Microbiome and Health | Midwifery Today Article

Click here to read: Microbiome and Health | Midwifery Today

The above article appeared in Midwifery Today, Issue 120, Winter 2016. I love the topic: gut flora! This article addresses the microbiome, that fascinating slurry of bacteria, viruses and fungi that live in our bodies. We are just at the tip of the iceberg for discovering how this microbiome dramatically affects the health of all of us, but this article begins by delving into the microbiome of our babies.

Here are some of the major takeaways from this article:

  1. The placenta has its own microbiome that comes from a mother’s oral bacteria. Wow!
  2.  The baby’s gut is first colonized with bacteria when it passes through the birth path, skin-to-skin contact after birth, and bacteria from the home, hospital or birthing center.
  3. Towards the end of pregnancy, the microbiome in a mother’s birth path starts to change, with increasing colonies of Lactobacillus (a great probiotic).
  4. Breast milk is rich and dense in probiotics (it’s dense in prebiotics too, by the way).
  5. Research shows that “a disruption of our microbiome will strongly influence whether we will experience different diseases such as asthma, allergies, ADHD, personality disorders and chronic autoimmune diseases.”
  6. High cesarean rates and the use of antibiotics in mothers and newborns are changing babies’ microbiomes.
  7. Breastfeeding is essential for populating a baby’s gut with beneficial bacteria.

How to Best Support Your Baby’s Microbiome:

  1. Try to avoid antibiotics in pregnancy and while breastfeeding
  2. Eat foods that support your own gut flora
  3. Do your very best to avoid a cesarean birth if at all possible
  4. Breastfeed your baby

Common Newborn Procedures

Procedures commonly done to your newbornI know that HypnoBirthing® primarily focuses on the birth of your baby. However, it’s also a good idea to familiarize yourself with the common procedures that a hospital will perform on your baby right after birth. Here are some common ones to expect:

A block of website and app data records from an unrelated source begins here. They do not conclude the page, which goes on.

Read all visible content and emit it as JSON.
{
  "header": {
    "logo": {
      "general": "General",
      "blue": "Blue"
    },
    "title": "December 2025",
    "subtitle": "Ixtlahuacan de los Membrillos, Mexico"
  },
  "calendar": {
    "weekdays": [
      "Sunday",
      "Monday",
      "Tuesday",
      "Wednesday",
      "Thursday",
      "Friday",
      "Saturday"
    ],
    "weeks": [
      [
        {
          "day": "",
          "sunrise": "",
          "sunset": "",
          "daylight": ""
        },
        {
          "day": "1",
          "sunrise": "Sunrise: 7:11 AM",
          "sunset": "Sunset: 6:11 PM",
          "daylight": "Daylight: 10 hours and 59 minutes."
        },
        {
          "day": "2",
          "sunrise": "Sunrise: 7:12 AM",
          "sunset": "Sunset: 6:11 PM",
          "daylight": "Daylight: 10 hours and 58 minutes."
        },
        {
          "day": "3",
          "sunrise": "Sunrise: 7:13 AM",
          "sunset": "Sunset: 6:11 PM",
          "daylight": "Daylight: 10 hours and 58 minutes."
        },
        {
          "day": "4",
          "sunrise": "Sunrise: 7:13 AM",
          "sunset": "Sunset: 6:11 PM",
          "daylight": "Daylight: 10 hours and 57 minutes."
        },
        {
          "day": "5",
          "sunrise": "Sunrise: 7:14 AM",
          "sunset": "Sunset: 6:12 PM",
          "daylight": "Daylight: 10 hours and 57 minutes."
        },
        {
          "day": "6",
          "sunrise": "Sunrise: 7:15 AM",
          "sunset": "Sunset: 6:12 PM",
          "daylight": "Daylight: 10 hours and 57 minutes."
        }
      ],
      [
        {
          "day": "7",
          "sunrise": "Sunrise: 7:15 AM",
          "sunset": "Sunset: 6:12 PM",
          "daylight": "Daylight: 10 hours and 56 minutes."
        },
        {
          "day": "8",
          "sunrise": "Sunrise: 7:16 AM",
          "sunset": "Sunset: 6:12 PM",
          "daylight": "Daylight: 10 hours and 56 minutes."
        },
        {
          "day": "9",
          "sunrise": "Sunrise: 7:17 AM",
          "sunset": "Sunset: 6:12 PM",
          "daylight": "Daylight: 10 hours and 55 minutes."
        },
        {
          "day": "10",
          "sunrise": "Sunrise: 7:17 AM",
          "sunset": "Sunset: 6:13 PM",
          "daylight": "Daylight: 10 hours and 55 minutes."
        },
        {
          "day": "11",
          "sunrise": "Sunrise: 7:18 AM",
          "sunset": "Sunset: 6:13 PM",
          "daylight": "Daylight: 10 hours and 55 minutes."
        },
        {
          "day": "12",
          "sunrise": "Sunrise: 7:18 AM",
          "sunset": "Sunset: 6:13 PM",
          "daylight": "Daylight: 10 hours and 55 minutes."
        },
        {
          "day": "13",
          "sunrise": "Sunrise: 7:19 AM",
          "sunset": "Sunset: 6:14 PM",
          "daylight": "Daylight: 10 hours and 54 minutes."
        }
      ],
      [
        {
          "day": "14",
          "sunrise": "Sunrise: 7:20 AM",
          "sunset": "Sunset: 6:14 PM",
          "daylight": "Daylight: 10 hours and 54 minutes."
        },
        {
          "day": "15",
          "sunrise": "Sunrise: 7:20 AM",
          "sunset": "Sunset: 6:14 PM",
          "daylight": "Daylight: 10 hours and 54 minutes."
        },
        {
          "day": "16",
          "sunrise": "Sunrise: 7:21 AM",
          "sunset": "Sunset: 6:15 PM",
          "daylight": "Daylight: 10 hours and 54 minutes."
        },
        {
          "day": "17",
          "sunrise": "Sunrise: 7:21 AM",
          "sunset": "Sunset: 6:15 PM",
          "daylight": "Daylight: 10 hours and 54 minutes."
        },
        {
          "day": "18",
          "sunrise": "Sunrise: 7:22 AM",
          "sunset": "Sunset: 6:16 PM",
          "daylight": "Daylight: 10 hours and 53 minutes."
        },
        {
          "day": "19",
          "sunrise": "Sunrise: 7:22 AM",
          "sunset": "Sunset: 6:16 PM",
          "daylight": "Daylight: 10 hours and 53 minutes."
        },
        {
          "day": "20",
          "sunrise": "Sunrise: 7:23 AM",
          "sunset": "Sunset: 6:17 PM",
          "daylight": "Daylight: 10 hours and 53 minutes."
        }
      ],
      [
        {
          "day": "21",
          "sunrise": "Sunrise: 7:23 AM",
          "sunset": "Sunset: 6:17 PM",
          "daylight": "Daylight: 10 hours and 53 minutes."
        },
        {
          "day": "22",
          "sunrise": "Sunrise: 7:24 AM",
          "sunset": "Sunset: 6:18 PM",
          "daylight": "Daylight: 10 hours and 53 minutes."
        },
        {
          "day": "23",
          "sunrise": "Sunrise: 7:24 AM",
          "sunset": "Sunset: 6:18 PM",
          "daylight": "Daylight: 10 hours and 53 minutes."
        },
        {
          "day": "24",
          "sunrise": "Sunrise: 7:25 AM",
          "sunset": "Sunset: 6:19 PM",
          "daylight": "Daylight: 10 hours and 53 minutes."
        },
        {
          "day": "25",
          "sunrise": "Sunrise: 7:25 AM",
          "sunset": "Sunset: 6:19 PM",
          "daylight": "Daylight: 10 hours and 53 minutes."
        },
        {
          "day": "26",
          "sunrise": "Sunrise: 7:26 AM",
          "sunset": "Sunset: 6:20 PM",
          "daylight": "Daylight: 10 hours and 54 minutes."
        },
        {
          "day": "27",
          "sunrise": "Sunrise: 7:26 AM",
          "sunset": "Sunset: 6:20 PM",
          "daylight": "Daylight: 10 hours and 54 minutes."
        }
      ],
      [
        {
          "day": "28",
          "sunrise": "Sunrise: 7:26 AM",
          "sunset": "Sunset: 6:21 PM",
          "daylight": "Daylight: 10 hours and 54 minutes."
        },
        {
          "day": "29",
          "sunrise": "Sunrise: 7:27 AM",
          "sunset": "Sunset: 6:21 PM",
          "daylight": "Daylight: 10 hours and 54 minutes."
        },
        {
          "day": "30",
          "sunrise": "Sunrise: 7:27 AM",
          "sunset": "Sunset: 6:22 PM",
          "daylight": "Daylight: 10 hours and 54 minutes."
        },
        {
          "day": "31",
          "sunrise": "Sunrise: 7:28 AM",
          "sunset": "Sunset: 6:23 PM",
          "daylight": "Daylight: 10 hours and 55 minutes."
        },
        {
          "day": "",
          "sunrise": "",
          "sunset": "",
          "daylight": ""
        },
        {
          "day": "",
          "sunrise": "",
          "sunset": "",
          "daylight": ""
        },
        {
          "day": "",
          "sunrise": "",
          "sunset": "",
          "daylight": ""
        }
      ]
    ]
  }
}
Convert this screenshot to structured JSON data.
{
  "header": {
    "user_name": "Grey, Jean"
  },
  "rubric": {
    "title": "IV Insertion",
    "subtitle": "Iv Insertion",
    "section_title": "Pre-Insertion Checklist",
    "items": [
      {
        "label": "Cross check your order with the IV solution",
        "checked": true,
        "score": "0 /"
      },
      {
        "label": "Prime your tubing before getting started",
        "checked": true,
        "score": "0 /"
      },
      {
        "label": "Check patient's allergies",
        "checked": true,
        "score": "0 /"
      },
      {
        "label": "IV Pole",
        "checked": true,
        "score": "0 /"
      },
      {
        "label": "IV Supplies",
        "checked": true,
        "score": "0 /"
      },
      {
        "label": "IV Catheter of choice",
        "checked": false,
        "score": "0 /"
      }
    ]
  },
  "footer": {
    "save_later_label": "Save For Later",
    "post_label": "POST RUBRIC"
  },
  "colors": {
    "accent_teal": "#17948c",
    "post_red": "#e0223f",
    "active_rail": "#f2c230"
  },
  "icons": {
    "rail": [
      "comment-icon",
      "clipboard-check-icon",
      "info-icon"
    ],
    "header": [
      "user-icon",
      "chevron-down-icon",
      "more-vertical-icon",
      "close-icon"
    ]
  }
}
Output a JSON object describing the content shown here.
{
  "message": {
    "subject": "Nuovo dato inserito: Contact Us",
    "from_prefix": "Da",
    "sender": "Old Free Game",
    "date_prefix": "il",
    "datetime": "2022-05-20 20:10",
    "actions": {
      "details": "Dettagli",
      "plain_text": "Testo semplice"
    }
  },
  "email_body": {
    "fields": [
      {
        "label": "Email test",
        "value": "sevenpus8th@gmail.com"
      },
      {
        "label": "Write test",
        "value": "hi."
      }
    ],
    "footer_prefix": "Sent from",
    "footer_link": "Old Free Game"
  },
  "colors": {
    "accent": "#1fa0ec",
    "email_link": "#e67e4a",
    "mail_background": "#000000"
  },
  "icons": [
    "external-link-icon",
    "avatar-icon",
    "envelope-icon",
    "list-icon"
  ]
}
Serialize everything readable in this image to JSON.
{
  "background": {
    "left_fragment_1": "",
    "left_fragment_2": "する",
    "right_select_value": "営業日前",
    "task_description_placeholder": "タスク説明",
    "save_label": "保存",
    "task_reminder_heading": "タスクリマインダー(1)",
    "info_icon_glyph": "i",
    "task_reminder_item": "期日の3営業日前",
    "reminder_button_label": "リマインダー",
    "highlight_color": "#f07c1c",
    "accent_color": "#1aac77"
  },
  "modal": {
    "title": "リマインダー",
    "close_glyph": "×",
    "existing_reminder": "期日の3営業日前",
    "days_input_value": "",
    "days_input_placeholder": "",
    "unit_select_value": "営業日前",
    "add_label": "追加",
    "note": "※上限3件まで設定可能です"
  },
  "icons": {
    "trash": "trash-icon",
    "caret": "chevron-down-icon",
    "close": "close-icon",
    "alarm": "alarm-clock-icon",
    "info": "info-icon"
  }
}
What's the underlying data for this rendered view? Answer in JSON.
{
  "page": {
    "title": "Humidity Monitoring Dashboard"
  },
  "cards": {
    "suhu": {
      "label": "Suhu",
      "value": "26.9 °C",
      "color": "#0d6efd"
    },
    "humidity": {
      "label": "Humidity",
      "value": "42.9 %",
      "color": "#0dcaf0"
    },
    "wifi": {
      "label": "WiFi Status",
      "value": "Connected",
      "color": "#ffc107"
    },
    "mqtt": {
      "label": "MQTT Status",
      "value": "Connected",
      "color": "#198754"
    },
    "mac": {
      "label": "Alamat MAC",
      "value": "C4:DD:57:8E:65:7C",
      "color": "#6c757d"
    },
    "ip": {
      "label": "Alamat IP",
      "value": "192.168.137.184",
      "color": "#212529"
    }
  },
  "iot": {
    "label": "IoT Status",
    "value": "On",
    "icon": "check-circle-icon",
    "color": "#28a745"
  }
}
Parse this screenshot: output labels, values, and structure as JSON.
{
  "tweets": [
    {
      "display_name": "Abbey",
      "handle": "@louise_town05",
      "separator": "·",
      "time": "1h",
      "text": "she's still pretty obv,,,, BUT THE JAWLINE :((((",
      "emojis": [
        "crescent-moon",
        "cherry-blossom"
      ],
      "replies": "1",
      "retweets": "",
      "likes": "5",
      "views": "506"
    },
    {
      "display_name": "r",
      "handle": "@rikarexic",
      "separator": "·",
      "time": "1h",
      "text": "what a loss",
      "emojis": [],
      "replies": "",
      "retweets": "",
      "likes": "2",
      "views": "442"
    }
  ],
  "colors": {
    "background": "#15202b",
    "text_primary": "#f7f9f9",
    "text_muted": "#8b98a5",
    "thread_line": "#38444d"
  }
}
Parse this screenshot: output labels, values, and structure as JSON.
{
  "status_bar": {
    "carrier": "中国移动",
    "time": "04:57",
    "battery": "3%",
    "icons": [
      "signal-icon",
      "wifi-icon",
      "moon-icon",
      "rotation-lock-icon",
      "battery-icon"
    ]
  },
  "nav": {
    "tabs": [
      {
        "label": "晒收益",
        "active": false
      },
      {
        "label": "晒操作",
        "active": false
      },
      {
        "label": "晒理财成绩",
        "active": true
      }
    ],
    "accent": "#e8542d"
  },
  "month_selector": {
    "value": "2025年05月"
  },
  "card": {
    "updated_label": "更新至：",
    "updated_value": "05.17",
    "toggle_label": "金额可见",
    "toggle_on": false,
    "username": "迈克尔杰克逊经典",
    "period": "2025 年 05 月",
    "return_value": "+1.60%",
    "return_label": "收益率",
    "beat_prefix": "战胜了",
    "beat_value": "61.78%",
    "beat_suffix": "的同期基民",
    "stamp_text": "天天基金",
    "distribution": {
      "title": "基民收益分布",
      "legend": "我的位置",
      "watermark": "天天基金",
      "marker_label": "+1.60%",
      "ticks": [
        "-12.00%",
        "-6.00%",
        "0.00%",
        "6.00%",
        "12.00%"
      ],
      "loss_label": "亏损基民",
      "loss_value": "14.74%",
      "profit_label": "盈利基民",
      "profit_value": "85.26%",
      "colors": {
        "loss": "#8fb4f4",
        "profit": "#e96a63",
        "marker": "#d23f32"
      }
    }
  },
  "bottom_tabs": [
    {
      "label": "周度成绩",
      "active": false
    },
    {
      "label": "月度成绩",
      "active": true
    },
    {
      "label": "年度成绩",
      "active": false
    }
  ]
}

  1. APGAR testing at 1 and 5 minutes after birth
    • This one is pretty non-interventionist, and you won’t even notice it’s going on. Your caregiver is measuring the responsiveness of your baby. APGAR stands for Appearance, Pulse, Grimace, Activity, and Respiration.
  2. Measuring & weighing
  3. Vitamin K injection
  4. Eye treatment – erythromycin drops to prevent conjunctivitis caused by chlamydia & gonorrhea
  5. Hepatitis B vaccine injection – if you are Hepatitis B positive, you will pass this virus on to your baby through your breastmilk. Populations that are more susceptible to being Hepatitis B positive include prostitutes and IV drug users. If you don’t fall into this category, and have been tested and know for certain that you are Hepatitis B negative, you can delay this vaccination. The state of California requires that your child receive three doses of the Hepatitis B vaccine before attending a public school kindergarten.
  6. Heel prick blood test (testing for PKU and several congenital issues)
  7. Jaundice evaluation and treatment
    • Jaundice is common in babies born before 38 weeks of gestation, as well as with babies that are having difficulty with nursing. In the full-term baby, jaundice will commonly show up in the first 3-7 after birth as the bilirubin levels are peaking. Also, jaundice can show up in babies with underlying health issues that need to be treated.
    • How can you tell if your baby is suffering from jaundice?
      • The skin and whites of the eyes will be a yellowish tint
      • The baby will be lethargic and drowsy
      • The stool will be a pale yellow color
      • Their urine will be dark
    •  Nursing on demand every 2-3 hours or so after birth and making sure you have a good latch and excellent breastfeeding support will help immeasurably. For yourself, remember to hydrate well. Drink at least 12 glasses of water a day to support your milk supply. Also, sunlight can help clear away newborn jaundice. You can place a naked newborn inside next to a well-lit window for 10 minutes twice a day. Never place your newborn in direct sunlight. Babies that are extremely jaundiced will need to come to the hospital for treatment for phototherapy and additional support.
  8. Bathing
    • Since those first hours after birth are precious and so important for bonding with your baby, it’s ok to delay your baby’s first bath. The vernix on a newborn has antibacterial properties and doesn’t need to be washed off. You can spot clean your baby with a soft washcloth if you’d like — otherwise, keep the newborn attached to you at all times.
  9. Hearing test
  10. Circumcision

So, now that you know the common newborn procedures, do some research on them. Google them. Talk to your caregiver about them. Examine the benefits and risks of each procedure and decide if you think each one is appropriate and medically necessary for your child. Some of them have more risks than others. But it’s ultimately up to you to decide what is best for your child.

Here’s an article from verywellfamily.com about the most common newborn procedures.